A New Jersey native and community college administrator has emerged as the choice for the next president of the Community College of Philadelphia.
Donald "Guy" Generals Jr., 57, vice president for academic affairs at Mercer County Community College, was one of three finalists and the only one never to have sat in the president's seat.
But he impressed the college's search committee and board of trustees, who will vote to ratify Generals' appointment at a meeting on April 3. He will take the helm on July 1.
"Donald Generals is a dynamic thinker with a deep and long-standing passion about the work of community colleges," Matthew Bergheiser, board chair, said in a statement.
Bergheiser called Generals "a skilled administrator who understands the barriers to education that confront many of our students, and he has built his distinguished career on developing innovative approaches to overcoming them."
A native of Paterson, N.J., Generals has worked in various administrative jobs at colleges for the last 30 years, serving in his role at Mercer since 2008.
College spokeswoman Linda Wallace said terms of his contract including salary are being negotiated and would be released when the board meets.
The other finalists were: Judith Gay, the college's vice president for academic affairs who is currently serving as interim president and Gena Glickman, president of Manchester Community College, Manchester, Ct. Gay will return to her vice president post, the college said.
Generals' appointment follows a seven-month national search and a particularly rocky time for the nearly 40,000-student campus. The college last summer fired without cause former president, Stephen M. Curtis, who had run the school since 1999.
Pressure at the college had been building as state and financial support waned and contract negotiations with the faculty union dragged on. In October 2012, Mayor Nutter appointed himself and several key aides to seats on the board of trustees, in a clear and unprecedented move to take a more active leadership role.
Though a contract with faculty was settled in September, tensions continue. Steve Jones, union co-president, said the union was miffed that the college didn't allow it to appoint three members to the presidential search committee as in the past.

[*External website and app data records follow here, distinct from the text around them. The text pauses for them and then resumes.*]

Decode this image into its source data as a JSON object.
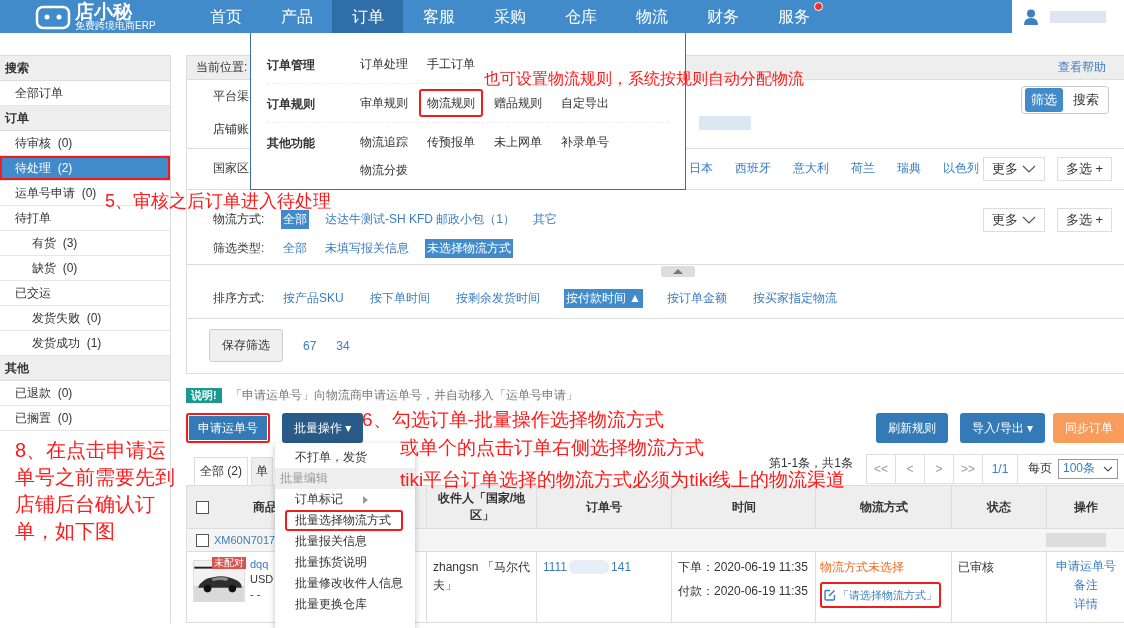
{
  "header": {
    "logo_name": "店小秘",
    "logo_tagline": "免费跨境电商ERP",
    "nav": [
      {
        "label": "首页",
        "selected": false,
        "dot": false
      },
      {
        "label": "产品",
        "selected": false,
        "dot": false
      },
      {
        "label": "订单",
        "selected": true,
        "dot": false
      },
      {
        "label": "客服",
        "selected": false,
        "dot": false
      },
      {
        "label": "采购",
        "selected": false,
        "dot": false
      },
      {
        "label": "仓库",
        "selected": false,
        "dot": false
      },
      {
        "label": "物流",
        "selected": false,
        "dot": false
      },
      {
        "label": "财务",
        "selected": false,
        "dot": false
      },
      {
        "label": "服务",
        "selected": false,
        "dot": true
      }
    ]
  },
  "nav_menu": {
    "groups": [
      {
        "title": "订单管理",
        "items": [
          {
            "label": "订单处理",
            "highlighted": false
          },
          {
            "label": "手工订单",
            "highlighted": false
          }
        ]
      },
      {
        "title": "订单规则",
        "items": [
          {
            "label": "审单规则",
            "highlighted": false
          },
          {
            "label": "物流规则",
            "highlighted": true
          },
          {
            "label": "赠品规则",
            "highlighted": false
          },
          {
            "label": "自定导出",
            "highlighted": false
          }
        ]
      },
      {
        "title": "其他功能",
        "items": [
          {
            "label": "物流追踪",
            "highlighted": false
          },
          {
            "label": "传预报单",
            "highlighted": false
          },
          {
            "label": "未上网单",
            "highlighted": false
          },
          {
            "label": "补录单号",
            "highlighted": false
          },
          {
            "label": "物流分拨",
            "highlighted": false
          }
        ]
      }
    ]
  },
  "sidebar": {
    "sections": [
      {
        "title": "搜索",
        "items": [
          {
            "label": "全部订单",
            "selected": false,
            "highlighted": false
          }
        ]
      },
      {
        "title": "订单",
        "items": [
          {
            "label": "待审核",
            "count": "(0)",
            "selected": false,
            "highlighted": false
          },
          {
            "label": "待处理",
            "count": "(2)",
            "selected": true,
            "highlighted": true
          },
          {
            "label": "运单号申请",
            "count": "(0)",
            "selected": false,
            "highlighted": false
          },
          {
            "label": "待打单",
            "selected": false,
            "highlighted": false,
            "children": [
              {
                "label": "有货",
                "count": "(3)",
                "selected": false,
                "highlighted": false
              },
              {
                "label": "缺货",
                "count": "(0)",
                "selected": false,
                "highlighted": false
              }
            ]
          },
          {
            "label": "已交运",
            "selected": false,
            "highlighted": false,
            "children": [
              {
                "label": "发货失败",
                "count": "(0)",
                "selected": false,
                "highlighted": false
              },
              {
                "label": "发货成功",
                "count": "(1)",
                "selected": false,
                "highlighted": false
              }
            ]
          }
        ]
      },
      {
        "title": "其他",
        "items": [
          {
            "label": "已退款",
            "count": "(0)",
            "selected": false,
            "highlighted": false
          },
          {
            "label": "已搁置",
            "count": "(0)",
            "selected": false,
            "highlighted": false
          }
        ]
      }
    ]
  },
  "breadcrumb": {
    "label": "当前位置:",
    "help": "查看帮助"
  },
  "filters": {
    "hidden_labels": [
      "平台渠",
      "店铺账"
    ],
    "view_toggle": [
      {
        "label": "筛选",
        "selected": true
      },
      {
        "label": "搜索",
        "selected": false
      }
    ],
    "rows": [
      {
        "kind": "country",
        "label": "国家区",
        "options": [
          {
            "label": "日本",
            "selected": false
          },
          {
            "label": "西班牙",
            "selected": false
          },
          {
            "label": "意大利",
            "selected": false
          },
          {
            "label": "荷兰",
            "selected": false
          },
          {
            "label": "瑞典",
            "selected": false
          },
          {
            "label": "以色列",
            "selected": false
          }
        ],
        "more": "更多",
        "multi": "多选 +"
      },
      {
        "kind": "plain",
        "label": "物流方式:",
        "options": [
          {
            "label": "全部",
            "selected": true
          },
          {
            "label": "达达牛测试-SH KFD 邮政小包（1）",
            "selected": false
          },
          {
            "label": "其它",
            "selected": false
          }
        ],
        "more": "更多",
        "multi": "多选 +"
      },
      {
        "kind": "plain",
        "label": "筛选类型:",
        "options": [
          {
            "label": "全部",
            "selected": false
          },
          {
            "label": "未填写报关信息",
            "selected": false
          },
          {
            "label": "未选择物流方式",
            "selected": true
          }
        ]
      }
    ],
    "sort": {
      "label": "排序方式:",
      "options": [
        {
          "label": "按产品SKU",
          "selected": false
        },
        {
          "label": "按下单时间",
          "selected": false
        },
        {
          "label": "按剩余发货时间",
          "selected": false
        },
        {
          "label": "按付款时间 ▲",
          "selected": true
        },
        {
          "label": "按订单金额",
          "selected": false
        },
        {
          "label": "按买家指定物流",
          "selected": false
        }
      ]
    },
    "save_button": "保存筛选",
    "saved": [
      "67",
      "34"
    ]
  },
  "notice": {
    "badge": "说明!",
    "text": "「申请运单号」向物流商申请运单号，并自动移入「运单号申请」"
  },
  "actions": {
    "left": [
      {
        "label": "申请运单号",
        "kind": "primary",
        "highlighted": true
      },
      {
        "label": "批量操作 ▾",
        "kind": "dark",
        "highlighted": false
      }
    ],
    "right": [
      {
        "label": "刷新规则",
        "kind": "primary",
        "highlighted": false
      },
      {
        "label": "导入/导出 ▾",
        "kind": "primary",
        "highlighted": false
      },
      {
        "label": "同步订单",
        "kind": "warning",
        "highlighted": false
      }
    ]
  },
  "tabs": [
    {
      "label": "全部 (2)",
      "selected": true
    },
    {
      "label": "单",
      "selected": false
    }
  ],
  "pagination": {
    "summary": "第1-1条，共1条",
    "buttons": [
      "<<",
      "<",
      ">",
      ">>"
    ],
    "page": "1/1",
    "per_page_label": "每页",
    "per_page": "100条"
  },
  "table": {
    "select_all_checked": false,
    "columns": [
      "商品",
      "收件人「国家/地区」",
      "订单号",
      "时间",
      "物流方式",
      "状态",
      "操作"
    ],
    "groups": [
      {
        "order_id": "XM60N7017",
        "checked": false,
        "rows": [
          {
            "badge": "未配对",
            "product": "dqq",
            "price": "USD",
            "note": "- -",
            "recipient": "zhangsn 「马尔代夫」",
            "order_no_start": "1111",
            "order_no_end": "141",
            "times": [
              "下单：2020-06-19 11:35",
              "付款：2020-06-19 11:35"
            ],
            "shipping_status": "物流方式未选择",
            "shipping_action": "「请选择物流方式」",
            "shipping_highlighted": true,
            "status": "已审核",
            "operations": [
              "申请运单号",
              "备注",
              "详情"
            ]
          }
        ]
      }
    ]
  },
  "batch_menu": {
    "items": [
      {
        "kind": "item",
        "label": "不打单，发货",
        "highlighted": false
      },
      {
        "kind": "header",
        "label": "批量编辑"
      },
      {
        "kind": "submenu",
        "label": "订单标记",
        "highlighted": false
      },
      {
        "kind": "item",
        "label": "批量选择物流方式",
        "highlighted": true
      },
      {
        "kind": "item",
        "label": "批量报关信息",
        "highlighted": false
      },
      {
        "kind": "item",
        "label": "批量拣货说明",
        "highlighted": false
      },
      {
        "kind": "item",
        "label": "批量修改收件人信息",
        "highlighted": false
      },
      {
        "kind": "item",
        "label": "批量更换仓库",
        "highlighted": false
      }
    ]
  },
  "annotations": [
    {
      "text": "也可设置物流规则，系统按规则自动分配物流"
    },
    {
      "text": "5、审核之后订单进入待处理"
    },
    {
      "text": "6、勾选订单-批量操作选择物流方式"
    },
    {
      "text": "或单个的点击订单右侧选择物流方式"
    },
    {
      "text": "tiki平台订单选择的物流方式必须为tiki线上的物流渠道"
    },
    {
      "text": "8、在点击申请运单号之前需要先到店铺后台确认订单，如下图"
    }
  ]
}
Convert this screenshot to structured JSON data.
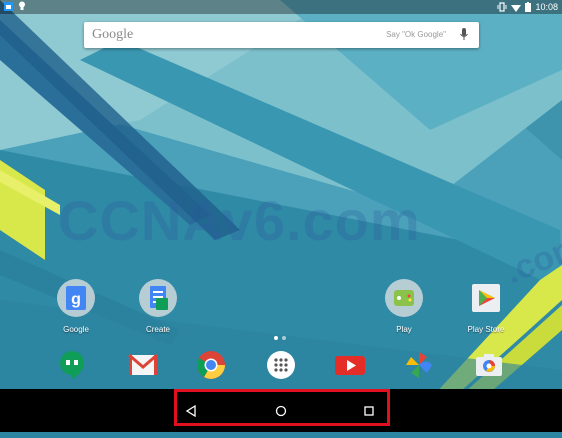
{
  "status_bar": {
    "time": "10:08"
  },
  "search": {
    "logo": "Google",
    "hint": "Say \"Ok Google\""
  },
  "watermark": {
    "text": "CCNAv6.com",
    "fragment": ".com"
  },
  "home_apps": [
    {
      "label": "Google",
      "icon": "google-folder-icon"
    },
    {
      "label": "Create",
      "icon": "create-folder-icon"
    },
    {
      "label": "Play",
      "icon": "play-folder-icon"
    },
    {
      "label": "Play Store",
      "icon": "play-store-icon"
    }
  ],
  "page_indicator": {
    "count": 2,
    "current": 1
  },
  "dock": [
    "hangouts-icon",
    "gmail-icon",
    "chrome-icon",
    "app-drawer-icon",
    "youtube-icon",
    "photos-icon",
    "camera-icon"
  ],
  "nav": [
    "back-icon",
    "home-icon",
    "recents-icon"
  ],
  "colors": {
    "highlight": "#e01020",
    "wallpaper_base": "#4fa8bf"
  }
}
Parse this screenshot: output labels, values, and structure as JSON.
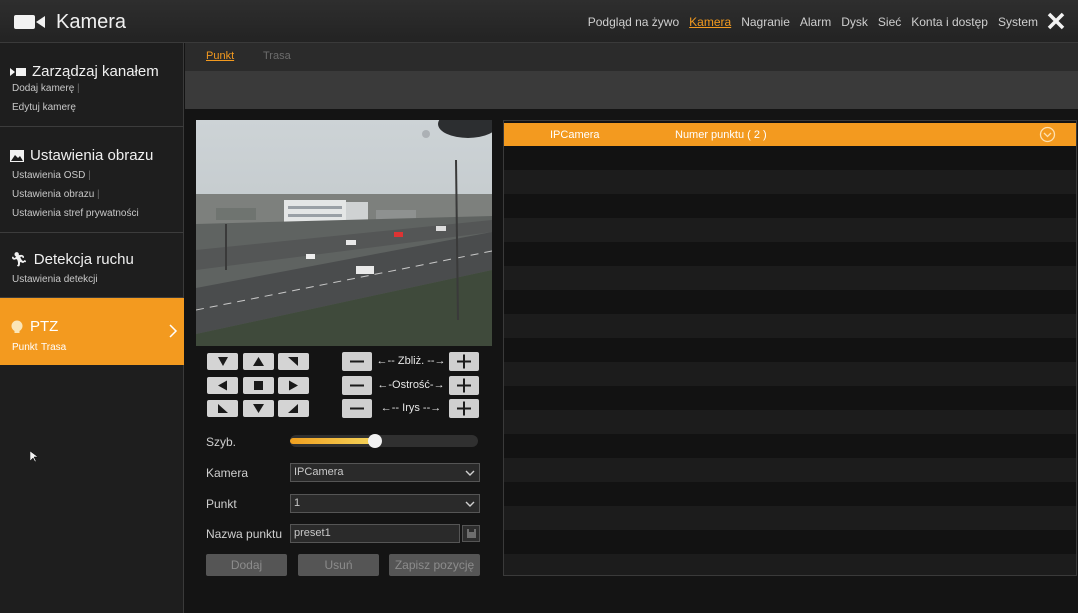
{
  "app": {
    "title": "Kamera",
    "close_glyph": "✕"
  },
  "topnav": [
    {
      "label": "Podgląd na żywo",
      "active": false
    },
    {
      "label": "Kamera",
      "active": true
    },
    {
      "label": "Nagranie",
      "active": false
    },
    {
      "label": "Alarm",
      "active": false
    },
    {
      "label": "Dysk",
      "active": false
    },
    {
      "label": "Sieć",
      "active": false
    },
    {
      "label": "Konta i dostęp",
      "active": false
    },
    {
      "label": "System",
      "active": false
    }
  ],
  "sidebar": {
    "sections": [
      {
        "title": "Zarządzaj kanałem",
        "icon": "channel-icon",
        "items": [
          "Dodaj kamerę",
          "Edytuj kamerę"
        ]
      },
      {
        "title": "Ustawienia obrazu",
        "icon": "image-icon",
        "items": [
          "Ustawienia OSD",
          "Ustawienia obrazu",
          "Ustawienia stref prywatności"
        ]
      },
      {
        "title": "Detekcja ruchu",
        "icon": "running-man-icon",
        "items": [
          "Ustawienia detekcji"
        ]
      },
      {
        "title": "PTZ",
        "icon": "ptz-bulb-icon",
        "items": [
          "Punkt",
          "Trasa"
        ],
        "active": true
      }
    ],
    "separator": "|"
  },
  "tabs": [
    {
      "label": "Punkt",
      "active": true
    },
    {
      "label": "Trasa",
      "active": false
    }
  ],
  "ptz": {
    "zoom_label": "←-- Zbliż. --→",
    "focus_label": "←-Ostrość-→",
    "iris_label": "←-- Irys --→",
    "speed_label": "Szyb.",
    "speed_value": 0.45,
    "camera_label": "Kamera",
    "camera_value": "IPCamera",
    "point_label": "Punkt",
    "point_value": "1",
    "point_name_label": "Nazwa punktu",
    "point_name_value": "preset1",
    "add_button": "Dodaj",
    "delete_button": "Usuń",
    "save_position_button": "Zapisz pozycję"
  },
  "table": {
    "columns": [
      "IPCamera",
      "Numer punktu ( 2 )"
    ],
    "rows": []
  },
  "colors": {
    "accent": "#f39a1f",
    "background": "#141414",
    "sidebar": "#1e1e1e"
  }
}
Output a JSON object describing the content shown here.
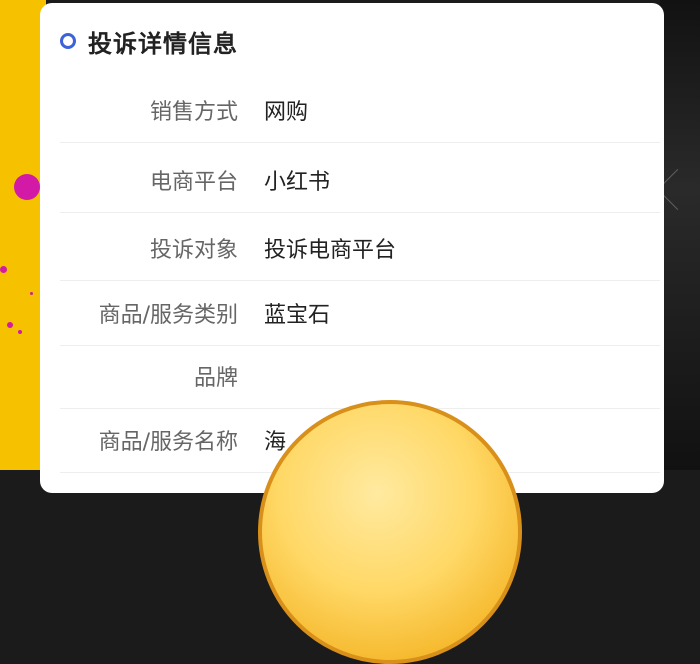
{
  "card": {
    "title": "投诉详情信息"
  },
  "rows": [
    {
      "label": "销售方式",
      "value": "网购"
    },
    {
      "label": "电商平台",
      "value": "小红书"
    },
    {
      "label": "投诉对象",
      "value": "投诉电商平台"
    },
    {
      "label": "商品/服务类别",
      "value": "蓝宝石"
    },
    {
      "label": "品牌",
      "value": ""
    },
    {
      "label": "商品/服务名称",
      "value": "海"
    }
  ],
  "colors": {
    "accent": "#3d63d8",
    "left_background": "#f6c200",
    "emoji_yellow": "#ffd866"
  }
}
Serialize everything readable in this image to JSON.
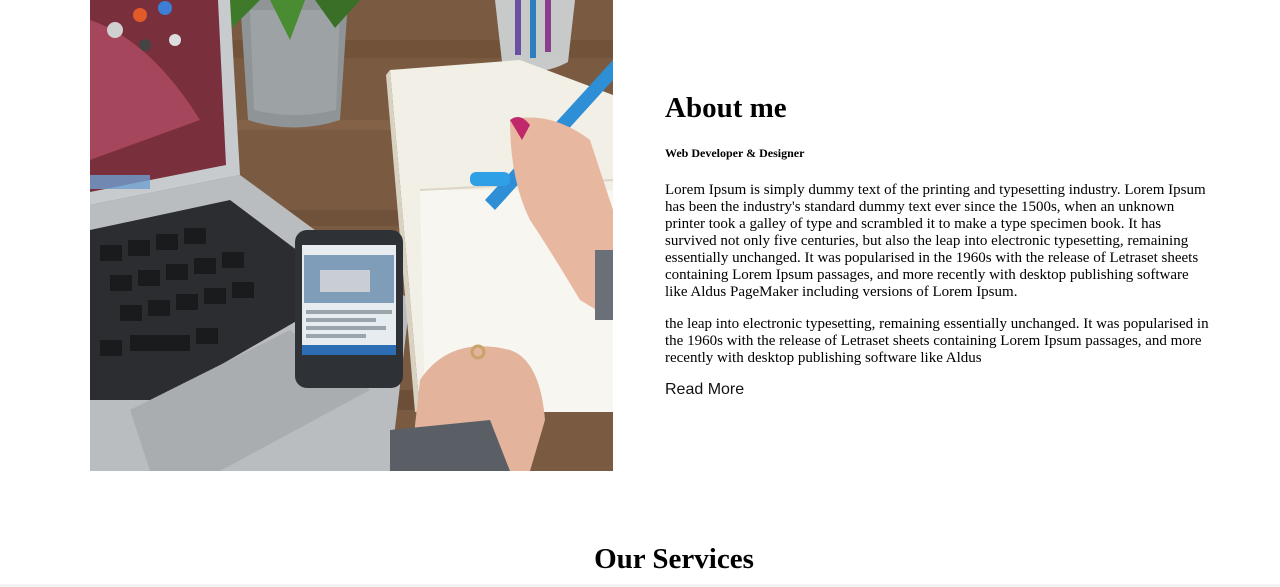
{
  "about": {
    "heading": "About me",
    "subheading": "Web Developer & Designer",
    "paragraph1": "Lorem Ipsum is simply dummy text of the printing and typesetting industry. Lorem Ipsum has been the industry's standard dummy text ever since the 1500s, when an unknown printer took a galley of type and scrambled it to make a type specimen book. It has survived not only five centuries, but also the leap into electronic typesetting, remaining essentially unchanged. It was popularised in the 1960s with the release of Letraset sheets containing Lorem Ipsum passages, and more recently with desktop publishing software like Aldus PageMaker including versions of Lorem Ipsum.",
    "paragraph2": "the leap into electronic typesetting, remaining essentially unchanged. It was popularised in the 1960s with the release of Letraset sheets containing Lorem Ipsum passages, and more recently with desktop publishing software like Aldus",
    "read_more_label": "Read More"
  },
  "services": {
    "heading": "Our Services"
  },
  "photo": {
    "alt": "Person writing in a notebook next to a laptop and smartphone on a wooden desk"
  }
}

He said he was invited to participate, but declined.
Faculty took a straw poll on the three finalists, and the majority of the more than 200 members who voted preferred Glickman, who had experience as a president, he said. Only three percent of voters favored Generals, he said. The group gave the poll results to the search committee before they decided.
"Glickman came across as someone in favor of the role of faculty in academic decision-making," Jones said. "She's also got a record of tangling with her board of trustees on matters of principle."
Wallace countered: "The college had a comprehensive search process that invited comments from faculty, staff, students and community leaders every step of the way. Opinions were invited and considered by the search commitee and the board."
Jones said he welcomed the chance to build a relationship with Generals.
"We really do want to try and start fresh," he said.
Generals echoed that sentiment.
"I will operate on faith and hope and look to build a relationship with a clean slate," he said.
Generals has weathered faculty battles in the past. In 2002, at SUNY Rockland Community College in Suffern, N.Y., where he was vice president for academic and student affairs, he, the president and board of trustees were the subject of a faculty no confidence vote over academic restructuring.
At Mercer, Generals helped develop the college's education master plan, increased on-line programs, developed study abroad programs and redesigned the school's developmental and English as a Second language programs. He looks to build on student strengths, he said, and supports use of varying tutorial supports to ready students for higher level college work.
Generals also had a stint as provost at the for-profit Katharine Gibbs School in New York City.
"The profit motivation was something I realized professionally was not for me," he said.
Generals' first administrative job was at Passaic County Community College, where he notes that he was the only administrator to serve as president of the faculty council: "I cherish that. They made special dispensation because of my relationship with them."
Generals has a bachelor's in political science and a master's in urban/education/community service from William Paterson College, Wayne, N.J., and a doctor of education degree in social and philosophical foundations of education from Rutgers.